▶ _WHAT YOU ARE ASKED TO DO_: Quote each line of the material verbatim, without the pictures.

▶ _SUPPLIED RECORDS_:
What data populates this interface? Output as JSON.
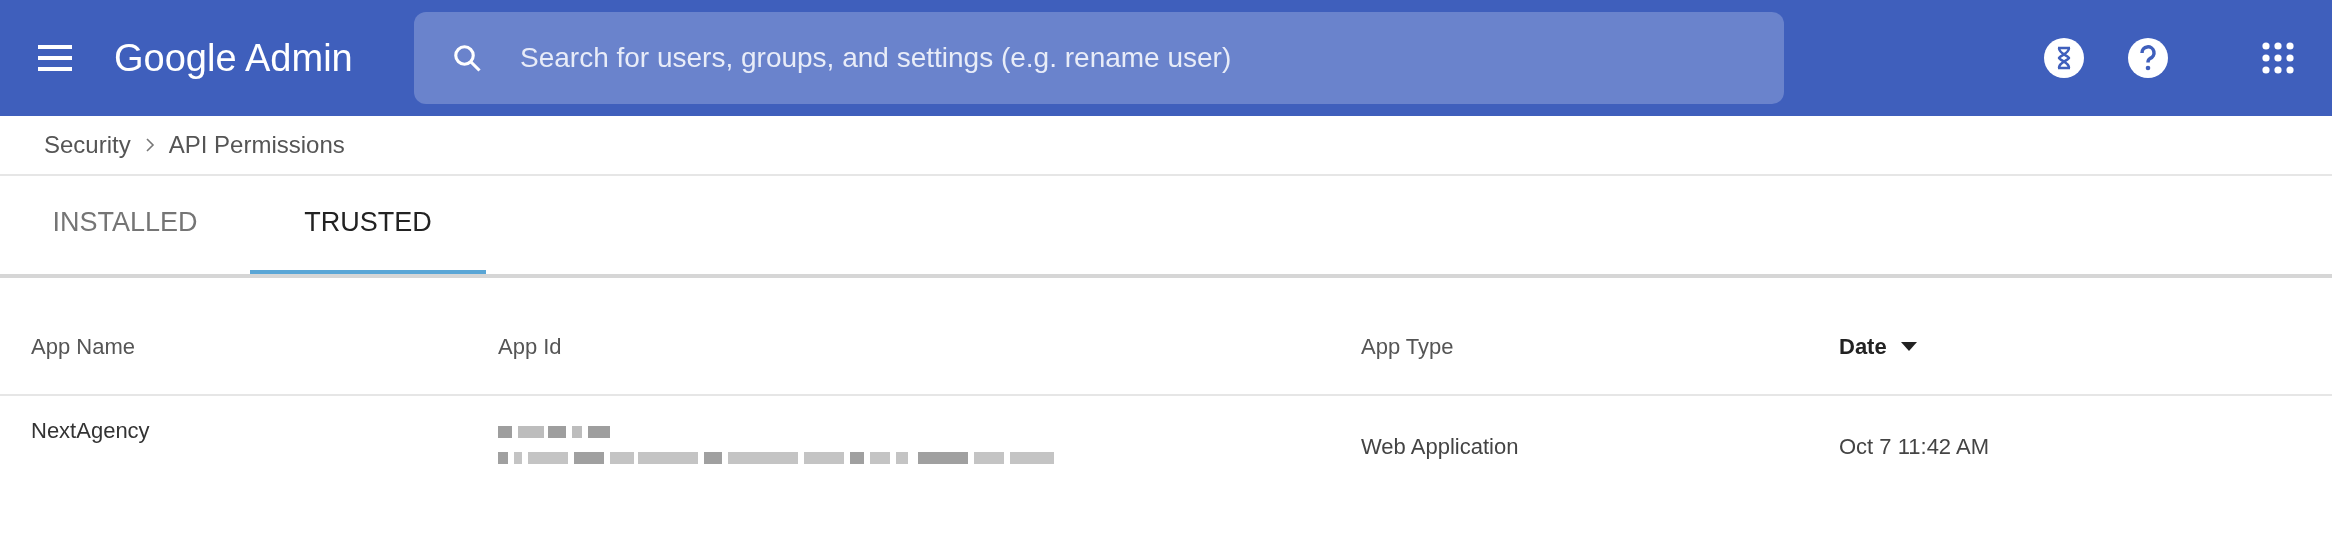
{
  "header": {
    "title": "Google Admin",
    "search": {
      "placeholder": "Search for users, groups, and settings (e.g. rename user)"
    }
  },
  "breadcrumb": [
    "Security",
    "API Permissions"
  ],
  "tabs": [
    {
      "label": "INSTALLED",
      "selected": false
    },
    {
      "label": "TRUSTED",
      "selected": true
    }
  ],
  "table": {
    "columns": [
      {
        "label": "App Name",
        "sorted": false
      },
      {
        "label": "App Id",
        "sorted": false
      },
      {
        "label": "App Type",
        "sorted": false
      },
      {
        "label": "Date",
        "sorted": true
      }
    ],
    "rows": [
      {
        "app_name": "NextAgency",
        "app_type": "Web Application",
        "date": "Oct 7 11:42 AM"
      }
    ]
  }
}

▶ _ANSWER AREA_:
What data populates this interface? Output as JSON.
{
  "header": {
    "title": "Google Admin",
    "search": {
      "placeholder": "Search for users, groups, and settings (e.g. rename user)"
    }
  },
  "breadcrumb": [
    "Security",
    "API Permissions"
  ],
  "tabs": [
    {
      "label": "INSTALLED",
      "selected": false
    },
    {
      "label": "TRUSTED",
      "selected": true
    }
  ],
  "table": {
    "columns": [
      {
        "label": "App Name",
        "sorted": false
      },
      {
        "label": "App Id",
        "sorted": false
      },
      {
        "label": "App Type",
        "sorted": false
      },
      {
        "label": "Date",
        "sorted": true
      }
    ],
    "rows": [
      {
        "app_name": "NextAgency",
        "app_type": "Web Application",
        "date": "Oct 7 11:42 AM"
      }
    ]
  }
}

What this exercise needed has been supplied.